To invest through Bigstone, you must be a 'wholesale client' under the Corporations Act 2001.
You are a wholesale client if you pass one of the tests set out below.
This test requires the investor to have:
When considering whether you pass this test, you should include the net assets or gross income of each company or trust (including SMSFs) that you control. Similarly, if you are eligible to be a wholesale client, then a company or trust (including SMSF) that you control is also a wholesale client.
Your accountant must provide us with a certificate confirming that you meet either of the above tests.
Our template accountant’s certificate is available here and must be dated within the last 2 years.
This exemption largely covers large institutional and specialised investment organisations.
You are a professional investor if you are:
We will require you to complete a declaration that you are a professional investor, and we will carry out further due diligence to confirm that fact.
You will also be a wholesale client if you invest at least $500,000. Please contact us if you wish to qualify under this class.
This category applies if your investment is to be used in connection with a business that employs at least 20 employees - or at least 100 employees if the business is or includes the manufacture of goods.
Yes. Unlike many other ‘peer-to-peer’ marketplaces, Bigstone empowers you to pick and choose, in real-time, the loan requests that you want to allocate your funds to. You can filter by risk grade, interest rate, loan term, loan amount, and other criteria. This gives you flexibility in your investment. We believe that helping you to make your own decisions is the best way to get you the best returns and to get borrowers the best rates.
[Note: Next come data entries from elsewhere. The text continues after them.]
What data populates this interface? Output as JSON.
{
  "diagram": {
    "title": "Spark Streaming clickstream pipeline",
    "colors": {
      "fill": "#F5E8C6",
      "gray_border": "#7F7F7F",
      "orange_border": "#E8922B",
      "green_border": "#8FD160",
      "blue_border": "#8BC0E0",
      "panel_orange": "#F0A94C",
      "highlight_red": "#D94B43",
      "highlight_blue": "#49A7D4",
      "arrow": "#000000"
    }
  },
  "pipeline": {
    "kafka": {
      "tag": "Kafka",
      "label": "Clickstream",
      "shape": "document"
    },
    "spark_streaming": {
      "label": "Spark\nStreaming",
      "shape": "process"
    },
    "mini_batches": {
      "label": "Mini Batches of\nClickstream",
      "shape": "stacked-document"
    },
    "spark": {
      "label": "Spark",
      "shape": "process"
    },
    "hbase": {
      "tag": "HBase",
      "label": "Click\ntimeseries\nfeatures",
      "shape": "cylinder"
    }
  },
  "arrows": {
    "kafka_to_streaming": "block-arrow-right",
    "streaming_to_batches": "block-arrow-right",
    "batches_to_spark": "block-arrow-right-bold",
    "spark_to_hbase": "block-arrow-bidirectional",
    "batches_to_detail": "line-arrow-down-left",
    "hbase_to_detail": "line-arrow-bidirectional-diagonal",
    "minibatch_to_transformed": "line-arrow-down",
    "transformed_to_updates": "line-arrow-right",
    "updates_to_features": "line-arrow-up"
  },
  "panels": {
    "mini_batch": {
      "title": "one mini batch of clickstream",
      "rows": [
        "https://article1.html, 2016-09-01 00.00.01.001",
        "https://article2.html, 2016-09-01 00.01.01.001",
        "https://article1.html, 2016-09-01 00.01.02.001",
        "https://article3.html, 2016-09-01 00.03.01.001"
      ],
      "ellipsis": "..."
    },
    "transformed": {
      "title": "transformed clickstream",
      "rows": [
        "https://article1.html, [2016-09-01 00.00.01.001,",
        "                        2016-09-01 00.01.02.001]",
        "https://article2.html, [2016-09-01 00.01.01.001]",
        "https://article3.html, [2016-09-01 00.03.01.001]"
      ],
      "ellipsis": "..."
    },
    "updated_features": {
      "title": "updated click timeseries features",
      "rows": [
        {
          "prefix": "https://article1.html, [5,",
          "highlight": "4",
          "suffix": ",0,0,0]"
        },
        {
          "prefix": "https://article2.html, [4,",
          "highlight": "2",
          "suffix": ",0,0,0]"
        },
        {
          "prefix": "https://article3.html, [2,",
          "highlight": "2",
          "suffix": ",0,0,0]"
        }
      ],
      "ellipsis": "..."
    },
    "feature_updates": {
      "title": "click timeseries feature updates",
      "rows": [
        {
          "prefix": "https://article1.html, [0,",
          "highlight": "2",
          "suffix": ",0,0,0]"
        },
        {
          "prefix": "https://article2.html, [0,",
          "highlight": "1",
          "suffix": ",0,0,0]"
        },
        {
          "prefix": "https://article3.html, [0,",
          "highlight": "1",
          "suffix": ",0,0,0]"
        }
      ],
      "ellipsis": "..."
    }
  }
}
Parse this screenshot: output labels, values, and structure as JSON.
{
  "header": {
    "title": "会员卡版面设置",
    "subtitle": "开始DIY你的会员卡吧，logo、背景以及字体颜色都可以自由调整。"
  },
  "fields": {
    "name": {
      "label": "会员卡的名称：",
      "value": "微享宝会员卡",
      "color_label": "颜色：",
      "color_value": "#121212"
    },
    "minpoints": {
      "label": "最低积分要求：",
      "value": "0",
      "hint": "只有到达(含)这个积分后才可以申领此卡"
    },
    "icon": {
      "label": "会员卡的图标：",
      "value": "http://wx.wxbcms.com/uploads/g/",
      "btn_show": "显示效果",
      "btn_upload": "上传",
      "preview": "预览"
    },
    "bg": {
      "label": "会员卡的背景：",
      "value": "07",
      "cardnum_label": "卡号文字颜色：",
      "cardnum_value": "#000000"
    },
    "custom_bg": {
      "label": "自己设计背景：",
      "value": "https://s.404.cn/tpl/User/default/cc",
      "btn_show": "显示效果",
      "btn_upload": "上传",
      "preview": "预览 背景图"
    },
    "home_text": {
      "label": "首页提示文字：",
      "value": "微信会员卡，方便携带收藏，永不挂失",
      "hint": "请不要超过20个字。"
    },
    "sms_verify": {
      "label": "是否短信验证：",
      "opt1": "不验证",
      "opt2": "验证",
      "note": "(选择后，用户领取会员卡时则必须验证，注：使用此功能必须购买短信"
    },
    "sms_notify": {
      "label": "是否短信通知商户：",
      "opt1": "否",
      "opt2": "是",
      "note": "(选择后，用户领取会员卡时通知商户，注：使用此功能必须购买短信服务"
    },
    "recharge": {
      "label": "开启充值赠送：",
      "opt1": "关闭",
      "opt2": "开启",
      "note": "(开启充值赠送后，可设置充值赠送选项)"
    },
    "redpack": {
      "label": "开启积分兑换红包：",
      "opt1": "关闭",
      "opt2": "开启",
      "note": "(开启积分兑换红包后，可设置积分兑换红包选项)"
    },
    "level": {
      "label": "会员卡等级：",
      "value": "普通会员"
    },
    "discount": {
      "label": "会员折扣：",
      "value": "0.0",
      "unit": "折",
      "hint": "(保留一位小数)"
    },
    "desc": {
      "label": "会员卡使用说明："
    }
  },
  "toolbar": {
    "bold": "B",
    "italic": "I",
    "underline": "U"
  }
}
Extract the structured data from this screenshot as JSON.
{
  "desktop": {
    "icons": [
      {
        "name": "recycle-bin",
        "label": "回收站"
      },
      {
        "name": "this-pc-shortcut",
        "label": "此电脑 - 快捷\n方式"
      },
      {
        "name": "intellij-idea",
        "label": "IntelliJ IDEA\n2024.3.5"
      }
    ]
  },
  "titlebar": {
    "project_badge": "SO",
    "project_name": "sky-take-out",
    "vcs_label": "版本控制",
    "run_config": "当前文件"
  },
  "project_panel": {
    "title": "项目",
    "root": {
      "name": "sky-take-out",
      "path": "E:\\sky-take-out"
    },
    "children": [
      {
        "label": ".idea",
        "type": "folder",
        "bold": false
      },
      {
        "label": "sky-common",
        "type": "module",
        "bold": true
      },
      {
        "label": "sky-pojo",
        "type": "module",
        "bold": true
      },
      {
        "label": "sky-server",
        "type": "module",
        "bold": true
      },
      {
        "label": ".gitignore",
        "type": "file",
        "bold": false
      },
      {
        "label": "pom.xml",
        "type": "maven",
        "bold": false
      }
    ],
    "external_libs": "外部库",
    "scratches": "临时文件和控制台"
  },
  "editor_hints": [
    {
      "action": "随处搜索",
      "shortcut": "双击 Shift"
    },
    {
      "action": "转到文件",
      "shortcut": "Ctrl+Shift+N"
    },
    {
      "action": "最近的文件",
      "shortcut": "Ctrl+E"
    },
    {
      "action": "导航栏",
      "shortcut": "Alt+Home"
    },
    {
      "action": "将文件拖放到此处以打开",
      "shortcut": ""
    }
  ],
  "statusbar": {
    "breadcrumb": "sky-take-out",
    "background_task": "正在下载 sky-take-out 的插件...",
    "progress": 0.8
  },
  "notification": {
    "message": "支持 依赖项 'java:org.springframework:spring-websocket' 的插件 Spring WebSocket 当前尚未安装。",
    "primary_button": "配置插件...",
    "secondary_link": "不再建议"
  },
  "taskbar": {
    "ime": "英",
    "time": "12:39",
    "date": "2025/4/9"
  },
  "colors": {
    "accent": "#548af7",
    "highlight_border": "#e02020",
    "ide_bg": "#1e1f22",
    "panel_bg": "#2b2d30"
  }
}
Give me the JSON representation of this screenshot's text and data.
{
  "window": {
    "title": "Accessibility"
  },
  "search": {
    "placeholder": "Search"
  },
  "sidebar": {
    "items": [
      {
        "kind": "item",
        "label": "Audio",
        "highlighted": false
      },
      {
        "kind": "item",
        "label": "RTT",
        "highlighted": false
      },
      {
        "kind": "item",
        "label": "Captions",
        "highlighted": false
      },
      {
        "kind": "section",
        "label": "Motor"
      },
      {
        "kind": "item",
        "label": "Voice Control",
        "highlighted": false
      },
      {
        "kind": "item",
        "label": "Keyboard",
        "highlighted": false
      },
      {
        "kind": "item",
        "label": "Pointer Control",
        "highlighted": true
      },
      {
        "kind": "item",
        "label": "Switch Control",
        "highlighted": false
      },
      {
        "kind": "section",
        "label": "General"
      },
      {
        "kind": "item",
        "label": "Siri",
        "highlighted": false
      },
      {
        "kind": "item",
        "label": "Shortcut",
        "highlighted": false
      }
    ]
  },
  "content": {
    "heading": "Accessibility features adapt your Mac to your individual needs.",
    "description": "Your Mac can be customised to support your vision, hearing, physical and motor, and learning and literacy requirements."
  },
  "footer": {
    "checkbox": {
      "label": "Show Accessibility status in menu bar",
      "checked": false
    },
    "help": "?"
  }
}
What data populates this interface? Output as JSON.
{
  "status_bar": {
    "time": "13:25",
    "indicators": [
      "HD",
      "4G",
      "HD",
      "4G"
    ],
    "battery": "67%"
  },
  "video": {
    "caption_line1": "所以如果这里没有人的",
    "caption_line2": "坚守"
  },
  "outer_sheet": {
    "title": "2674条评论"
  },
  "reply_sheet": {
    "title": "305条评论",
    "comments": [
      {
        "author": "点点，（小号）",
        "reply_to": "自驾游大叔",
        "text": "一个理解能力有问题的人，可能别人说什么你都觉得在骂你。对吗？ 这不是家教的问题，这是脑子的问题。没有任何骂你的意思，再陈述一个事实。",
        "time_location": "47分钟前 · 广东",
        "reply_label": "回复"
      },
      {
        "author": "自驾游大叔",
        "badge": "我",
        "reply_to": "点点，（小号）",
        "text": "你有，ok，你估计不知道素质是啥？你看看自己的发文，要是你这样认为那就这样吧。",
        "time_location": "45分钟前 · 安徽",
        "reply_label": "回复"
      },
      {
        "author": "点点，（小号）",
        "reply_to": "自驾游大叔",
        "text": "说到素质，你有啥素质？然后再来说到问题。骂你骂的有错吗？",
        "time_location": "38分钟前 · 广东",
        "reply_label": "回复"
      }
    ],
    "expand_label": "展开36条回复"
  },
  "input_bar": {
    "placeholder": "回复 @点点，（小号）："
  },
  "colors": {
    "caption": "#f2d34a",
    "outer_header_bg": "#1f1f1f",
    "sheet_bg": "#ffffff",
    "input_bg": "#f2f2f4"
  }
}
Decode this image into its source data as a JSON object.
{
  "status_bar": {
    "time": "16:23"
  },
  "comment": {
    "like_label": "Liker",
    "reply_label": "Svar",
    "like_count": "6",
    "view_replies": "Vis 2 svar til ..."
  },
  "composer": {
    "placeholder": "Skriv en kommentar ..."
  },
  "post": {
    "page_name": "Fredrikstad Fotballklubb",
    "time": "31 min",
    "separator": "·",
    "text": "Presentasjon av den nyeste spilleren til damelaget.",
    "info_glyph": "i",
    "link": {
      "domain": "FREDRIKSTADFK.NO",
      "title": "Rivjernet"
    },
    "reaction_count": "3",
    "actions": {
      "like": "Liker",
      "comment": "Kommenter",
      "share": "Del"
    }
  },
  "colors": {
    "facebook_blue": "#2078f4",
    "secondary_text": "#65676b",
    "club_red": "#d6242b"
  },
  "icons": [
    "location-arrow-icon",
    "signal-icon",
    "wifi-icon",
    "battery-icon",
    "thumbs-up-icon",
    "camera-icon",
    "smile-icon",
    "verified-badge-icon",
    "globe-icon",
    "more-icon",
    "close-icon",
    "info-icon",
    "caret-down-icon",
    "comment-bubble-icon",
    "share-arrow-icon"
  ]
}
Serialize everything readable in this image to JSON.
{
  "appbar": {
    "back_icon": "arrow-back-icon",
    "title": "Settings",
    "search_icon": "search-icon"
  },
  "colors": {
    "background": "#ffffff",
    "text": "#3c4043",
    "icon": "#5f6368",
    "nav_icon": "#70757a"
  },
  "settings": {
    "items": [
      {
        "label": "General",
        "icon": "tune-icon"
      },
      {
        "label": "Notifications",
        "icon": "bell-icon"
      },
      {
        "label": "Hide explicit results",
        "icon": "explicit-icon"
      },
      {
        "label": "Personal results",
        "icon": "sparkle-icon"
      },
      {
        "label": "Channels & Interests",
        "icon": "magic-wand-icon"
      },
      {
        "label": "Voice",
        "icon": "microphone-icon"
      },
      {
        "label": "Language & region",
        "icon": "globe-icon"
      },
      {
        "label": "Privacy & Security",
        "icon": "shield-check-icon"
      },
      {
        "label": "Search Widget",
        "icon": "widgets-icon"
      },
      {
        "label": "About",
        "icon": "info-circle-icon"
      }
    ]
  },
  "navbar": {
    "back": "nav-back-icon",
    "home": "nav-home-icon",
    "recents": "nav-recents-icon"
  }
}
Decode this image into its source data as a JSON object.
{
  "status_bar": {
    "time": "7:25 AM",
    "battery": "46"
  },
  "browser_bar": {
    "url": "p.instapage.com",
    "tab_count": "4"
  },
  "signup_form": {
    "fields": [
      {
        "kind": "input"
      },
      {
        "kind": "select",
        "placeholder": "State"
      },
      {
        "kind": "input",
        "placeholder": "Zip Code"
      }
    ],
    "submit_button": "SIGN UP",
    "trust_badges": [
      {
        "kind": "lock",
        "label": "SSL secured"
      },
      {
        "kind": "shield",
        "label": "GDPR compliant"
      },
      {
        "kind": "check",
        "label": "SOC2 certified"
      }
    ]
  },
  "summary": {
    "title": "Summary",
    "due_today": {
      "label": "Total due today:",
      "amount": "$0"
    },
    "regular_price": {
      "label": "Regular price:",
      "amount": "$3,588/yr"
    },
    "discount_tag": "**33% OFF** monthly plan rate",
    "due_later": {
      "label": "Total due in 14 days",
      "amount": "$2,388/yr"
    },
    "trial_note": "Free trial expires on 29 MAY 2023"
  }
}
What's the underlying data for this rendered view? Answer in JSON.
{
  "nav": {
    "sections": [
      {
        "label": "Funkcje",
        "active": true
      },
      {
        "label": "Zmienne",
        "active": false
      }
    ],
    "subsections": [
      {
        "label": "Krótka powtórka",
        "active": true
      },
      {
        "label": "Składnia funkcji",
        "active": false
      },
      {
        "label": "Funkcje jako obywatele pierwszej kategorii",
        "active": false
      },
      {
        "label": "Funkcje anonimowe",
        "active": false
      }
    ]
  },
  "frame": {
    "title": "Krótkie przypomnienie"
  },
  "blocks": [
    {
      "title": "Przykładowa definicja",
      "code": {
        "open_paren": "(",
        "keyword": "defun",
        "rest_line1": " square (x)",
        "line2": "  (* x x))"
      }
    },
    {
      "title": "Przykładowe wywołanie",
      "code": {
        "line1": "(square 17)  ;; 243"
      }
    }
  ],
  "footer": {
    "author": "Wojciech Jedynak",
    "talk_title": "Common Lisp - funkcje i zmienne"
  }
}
Risk grades are determined using our proprietary risk assessment approach. Once we have completed our credit assessment, we will apply our objective criteria to either reject the loan application if we consider the risk to be unacceptable, or progress the application to a loan request with an interest rate that reflects the borrower’s creditworthiness. Borrowers are graded and riskier applicants are assigned higher interest rates, while those with the lowest risk will get lower interest rates.